**WHAT THE TASK ASKS**
Print all the records below exactly as they stand, but leave out the pictures.

**MATERIAL SHOWN**
---

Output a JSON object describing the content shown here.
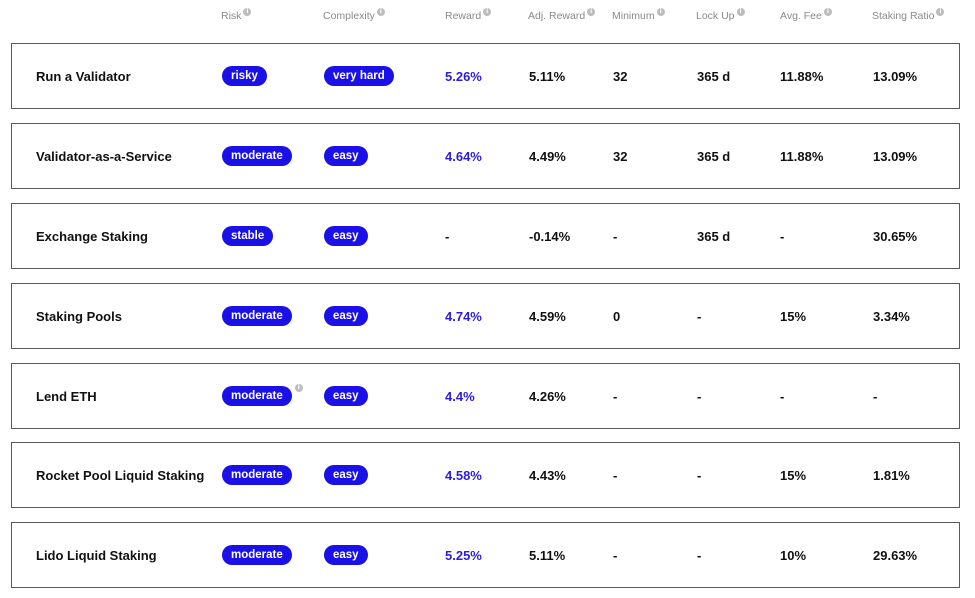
{
  "columns": [
    {
      "key": "risk",
      "label": "Risk"
    },
    {
      "key": "complexity",
      "label": "Complexity"
    },
    {
      "key": "reward",
      "label": "Reward"
    },
    {
      "key": "adj_reward",
      "label": "Adj. Reward"
    },
    {
      "key": "minimum",
      "label": "Minimum"
    },
    {
      "key": "lock_up",
      "label": "Lock Up"
    },
    {
      "key": "avg_fee",
      "label": "Avg. Fee"
    },
    {
      "key": "staking_ratio",
      "label": "Staking Ratio"
    }
  ],
  "info_glyph": "i",
  "rows": [
    {
      "name": "Run a Validator",
      "risk": "risky",
      "complexity": "very hard",
      "reward": "5.26%",
      "adj_reward": "5.11%",
      "minimum": "32",
      "lock_up": "365 d",
      "avg_fee": "11.88%",
      "staking_ratio": "13.09%"
    },
    {
      "name": "Validator-as-a-Service",
      "risk": "moderate",
      "complexity": "easy",
      "reward": "4.64%",
      "adj_reward": "4.49%",
      "minimum": "32",
      "lock_up": "365 d",
      "avg_fee": "11.88%",
      "staking_ratio": "13.09%"
    },
    {
      "name": "Exchange Staking",
      "risk": "stable",
      "complexity": "easy",
      "reward": "-",
      "adj_reward": "-0.14%",
      "minimum": "-",
      "lock_up": "365 d",
      "avg_fee": "-",
      "staking_ratio": "30.65%"
    },
    {
      "name": "Staking Pools",
      "risk": "moderate",
      "complexity": "easy",
      "reward": "4.74%",
      "adj_reward": "4.59%",
      "minimum": "0",
      "lock_up": "-",
      "avg_fee": "15%",
      "staking_ratio": "3.34%"
    },
    {
      "name": "Lend ETH",
      "risk": "moderate",
      "complexity": "easy",
      "reward": "4.4%",
      "adj_reward": "4.26%",
      "minimum": "-",
      "lock_up": "-",
      "avg_fee": "-",
      "staking_ratio": "-"
    },
    {
      "name": "Rocket Pool Liquid Staking",
      "risk": "moderate",
      "complexity": "easy",
      "reward": "4.58%",
      "adj_reward": "4.43%",
      "minimum": "-",
      "lock_up": "-",
      "avg_fee": "15%",
      "staking_ratio": "1.81%"
    },
    {
      "name": "Lido Liquid Staking",
      "risk": "moderate",
      "complexity": "easy",
      "reward": "5.25%",
      "adj_reward": "5.11%",
      "minimum": "-",
      "lock_up": "-",
      "avg_fee": "10%",
      "staking_ratio": "29.63%"
    }
  ],
  "colors": {
    "accent": "#1a10e8",
    "reward_text": "#2a1de0",
    "header_text": "#8a8a8a"
  }
}
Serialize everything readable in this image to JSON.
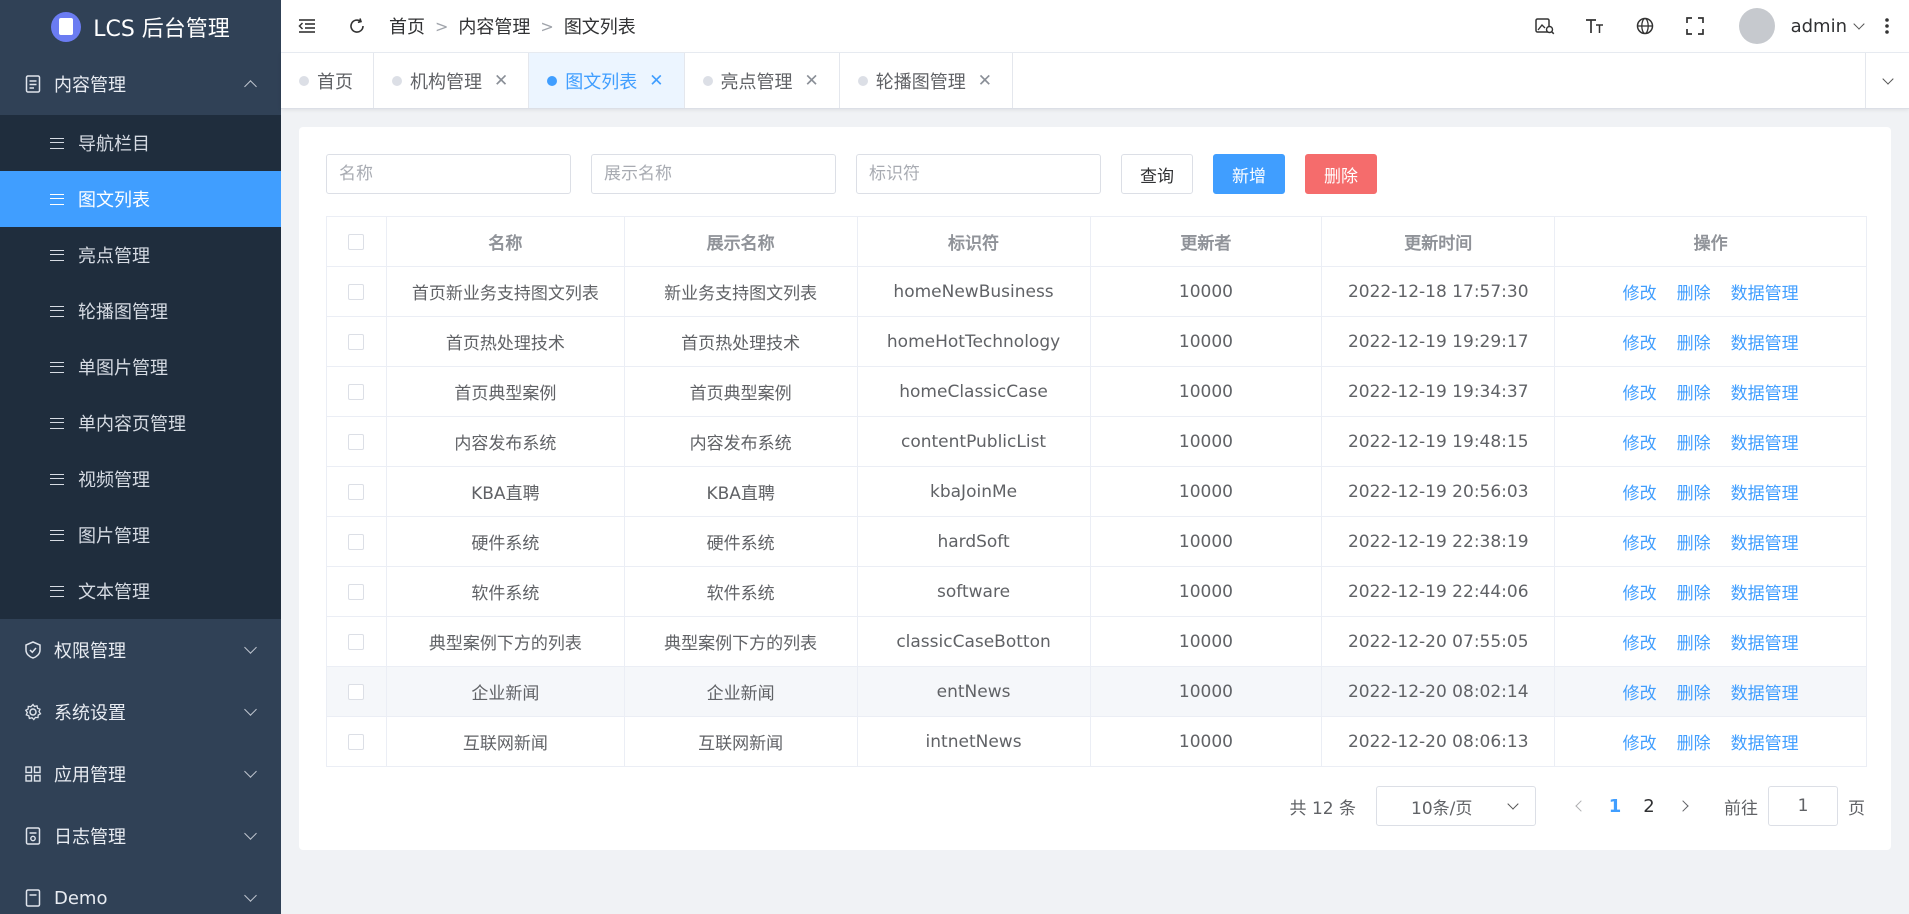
{
  "app": {
    "title": "LCS 后台管理"
  },
  "sidebar": {
    "groups": [
      {
        "label": "内容管理",
        "icon": "document-icon",
        "expanded": true
      },
      {
        "label": "权限管理",
        "icon": "shield-icon"
      },
      {
        "label": "系统设置",
        "icon": "gear-icon"
      },
      {
        "label": "应用管理",
        "icon": "grid-icon"
      },
      {
        "label": "日志管理",
        "icon": "log-icon"
      },
      {
        "label": "Demo",
        "icon": "demo-icon"
      }
    ],
    "content_items": [
      "导航栏目",
      "图文列表",
      "亮点管理",
      "轮播图管理",
      "单图片管理",
      "单内容页管理",
      "视频管理",
      "图片管理",
      "文本管理"
    ],
    "active_item": "图文列表"
  },
  "header": {
    "breadcrumb": [
      "首页",
      "内容管理",
      "图文列表"
    ],
    "username": "admin"
  },
  "tabs": [
    {
      "label": "首页",
      "closable": false,
      "active": false
    },
    {
      "label": "机构管理",
      "closable": true,
      "active": false
    },
    {
      "label": "图文列表",
      "closable": true,
      "active": true
    },
    {
      "label": "亮点管理",
      "closable": true,
      "active": false
    },
    {
      "label": "轮播图管理",
      "closable": true,
      "active": false
    }
  ],
  "filters": {
    "name_placeholder": "名称",
    "display_name_placeholder": "展示名称",
    "identifier_placeholder": "标识符",
    "query_label": "查询",
    "add_label": "新增",
    "delete_label": "删除"
  },
  "table": {
    "headers": [
      "名称",
      "展示名称",
      "标识符",
      "更新者",
      "更新时间",
      "操作"
    ],
    "actions": [
      "修改",
      "删除",
      "数据管理"
    ],
    "rows": [
      [
        "首页新业务支持图文列表",
        "新业务支持图文列表",
        "homeNewBusiness",
        "10000",
        "2022-12-18 17:57:30"
      ],
      [
        "首页热处理技术",
        "首页热处理技术",
        "homeHotTechnology",
        "10000",
        "2022-12-19 19:29:17"
      ],
      [
        "首页典型案例",
        "首页典型案例",
        "homeClassicCase",
        "10000",
        "2022-12-19 19:34:37"
      ],
      [
        "内容发布系统",
        "内容发布系统",
        "contentPublicList",
        "10000",
        "2022-12-19 19:48:15"
      ],
      [
        "KBA直聘",
        "KBA直聘",
        "kbaJoinMe",
        "10000",
        "2022-12-19 20:56:03"
      ],
      [
        "硬件系统",
        "硬件系统",
        "hardSoft",
        "10000",
        "2022-12-19 22:38:19"
      ],
      [
        "软件系统",
        "软件系统",
        "software",
        "10000",
        "2022-12-19 22:44:06"
      ],
      [
        "典型案例下方的列表",
        "典型案例下方的列表",
        "classicCaseBotton",
        "10000",
        "2022-12-20 07:55:05"
      ],
      [
        "企业新闻",
        "企业新闻",
        "entNews",
        "10000",
        "2022-12-20 08:02:14"
      ],
      [
        "互联网新闻",
        "互联网新闻",
        "intnetNews",
        "10000",
        "2022-12-20 08:06:13"
      ]
    ],
    "hover_row": 8
  },
  "pagination": {
    "total_text": "共 12 条",
    "page_size": "10条/页",
    "pages": [
      "1",
      "2"
    ],
    "current_page": "1",
    "goto_prefix": "前往",
    "goto_value": "1",
    "goto_suffix": "页"
  },
  "colors": {
    "sidebar": "#304156",
    "submenu": "#1f2d3d",
    "accent": "#409eff",
    "danger": "#f56c6c"
  }
}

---

**RESPONSE BELOW**
Output a JSON object describing the content shown here.
{
  "columns": [
    {
      "key": "risk",
      "label": "Risk"
    },
    {
      "key": "complexity",
      "label": "Complexity"
    },
    {
      "key": "reward",
      "label": "Reward"
    },
    {
      "key": "adj_reward",
      "label": "Adj. Reward"
    },
    {
      "key": "minimum",
      "label": "Minimum"
    },
    {
      "key": "lock_up",
      "label": "Lock Up"
    },
    {
      "key": "avg_fee",
      "label": "Avg. Fee"
    },
    {
      "key": "staking_ratio",
      "label": "Staking Ratio"
    }
  ],
  "info_glyph": "i",
  "rows": [
    {
      "name": "Run a Validator",
      "risk": "risky",
      "complexity": "very hard",
      "reward": "5.26%",
      "adj_reward": "5.11%",
      "minimum": "32",
      "lock_up": "365 d",
      "avg_fee": "11.88%",
      "staking_ratio": "13.09%"
    },
    {
      "name": "Validator-as-a-Service",
      "risk": "moderate",
      "complexity": "easy",
      "reward": "4.64%",
      "adj_reward": "4.49%",
      "minimum": "32",
      "lock_up": "365 d",
      "avg_fee": "11.88%",
      "staking_ratio": "13.09%"
    },
    {
      "name": "Exchange Staking",
      "risk": "stable",
      "complexity": "easy",
      "reward": "-",
      "adj_reward": "-0.14%",
      "minimum": "-",
      "lock_up": "365 d",
      "avg_fee": "-",
      "staking_ratio": "30.65%"
    },
    {
      "name": "Staking Pools",
      "risk": "moderate",
      "complexity": "easy",
      "reward": "4.74%",
      "adj_reward": "4.59%",
      "minimum": "0",
      "lock_up": "-",
      "avg_fee": "15%",
      "staking_ratio": "3.34%"
    },
    {
      "name": "Lend ETH",
      "risk": "moderate",
      "complexity": "easy",
      "reward": "4.4%",
      "adj_reward": "4.26%",
      "minimum": "-",
      "lock_up": "-",
      "avg_fee": "-",
      "staking_ratio": "-"
    },
    {
      "name": "Rocket Pool Liquid Staking",
      "risk": "moderate",
      "complexity": "easy",
      "reward": "4.58%",
      "adj_reward": "4.43%",
      "minimum": "-",
      "lock_up": "-",
      "avg_fee": "15%",
      "staking_ratio": "1.81%"
    },
    {
      "name": "Lido Liquid Staking",
      "risk": "moderate",
      "complexity": "easy",
      "reward": "5.25%",
      "adj_reward": "5.11%",
      "minimum": "-",
      "lock_up": "-",
      "avg_fee": "10%",
      "staking_ratio": "29.63%"
    }
  ],
  "colors": {
    "accent": "#1a10e8",
    "reward_text": "#2a1de0",
    "header_text": "#8a8a8a"
  }
}
Serialize everything readable in this image to JSON.
{
  "app": {
    "title": "LCS 后台管理"
  },
  "sidebar": {
    "groups": [
      {
        "label": "内容管理",
        "icon": "document-icon",
        "expanded": true
      },
      {
        "label": "权限管理",
        "icon": "shield-icon"
      },
      {
        "label": "系统设置",
        "icon": "gear-icon"
      },
      {
        "label": "应用管理",
        "icon": "grid-icon"
      },
      {
        "label": "日志管理",
        "icon": "log-icon"
      },
      {
        "label": "Demo",
        "icon": "demo-icon"
      }
    ],
    "content_items": [
      "导航栏目",
      "图文列表",
      "亮点管理",
      "轮播图管理",
      "单图片管理",
      "单内容页管理",
      "视频管理",
      "图片管理",
      "文本管理"
    ],
    "active_item": "图文列表"
  },
  "header": {
    "breadcrumb": [
      "首页",
      "内容管理",
      "图文列表"
    ],
    "username": "admin"
  },
  "tabs": [
    {
      "label": "首页",
      "closable": false,
      "active": false
    },
    {
      "label": "机构管理",
      "closable": true,
      "active": false
    },
    {
      "label": "图文列表",
      "closable": true,
      "active": true
    },
    {
      "label": "亮点管理",
      "closable": true,
      "active": false
    },
    {
      "label": "轮播图管理",
      "closable": true,
      "active": false
    }
  ],
  "filters": {
    "name_placeholder": "名称",
    "display_name_placeholder": "展示名称",
    "identifier_placeholder": "标识符",
    "query_label": "查询",
    "add_label": "新增",
    "delete_label": "删除"
  },
  "table": {
    "headers": [
      "名称",
      "展示名称",
      "标识符",
      "更新者",
      "更新时间",
      "操作"
    ],
    "actions": [
      "修改",
      "删除",
      "数据管理"
    ],
    "rows": [
      [
        "首页新业务支持图文列表",
        "新业务支持图文列表",
        "homeNewBusiness",
        "10000",
        "2022-12-18 17:57:30"
      ],
      [
        "首页热处理技术",
        "首页热处理技术",
        "homeHotTechnology",
        "10000",
        "2022-12-19 19:29:17"
      ],
      [
        "首页典型案例",
        "首页典型案例",
        "homeClassicCase",
        "10000",
        "2022-12-19 19:34:37"
      ],
      [
        "内容发布系统",
        "内容发布系统",
        "contentPublicList",
        "10000",
        "2022-12-19 19:48:15"
      ],
      [
        "KBA直聘",
        "KBA直聘",
        "kbaJoinMe",
        "10000",
        "2022-12-19 20:56:03"
      ],
      [
        "硬件系统",
        "硬件系统",
        "hardSoft",
        "10000",
        "2022-12-19 22:38:19"
      ],
      [
        "软件系统",
        "软件系统",
        "software",
        "10000",
        "2022-12-19 22:44:06"
      ],
      [
        "典型案例下方的列表",
        "典型案例下方的列表",
        "classicCaseBotton",
        "10000",
        "2022-12-20 07:55:05"
      ],
      [
        "企业新闻",
        "企业新闻",
        "entNews",
        "10000",
        "2022-12-20 08:02:14"
      ],
      [
        "互联网新闻",
        "互联网新闻",
        "intnetNews",
        "10000",
        "2022-12-20 08:06:13"
      ]
    ],
    "hover_row": 8
  },
  "pagination": {
    "total_text": "共 12 条",
    "page_size": "10条/页",
    "pages": [
      "1",
      "2"
    ],
    "current_page": "1",
    "goto_prefix": "前往",
    "goto_value": "1",
    "goto_suffix": "页"
  },
  "colors": {
    "sidebar": "#304156",
    "submenu": "#1f2d3d",
    "accent": "#409eff",
    "danger": "#f56c6c"
  }
}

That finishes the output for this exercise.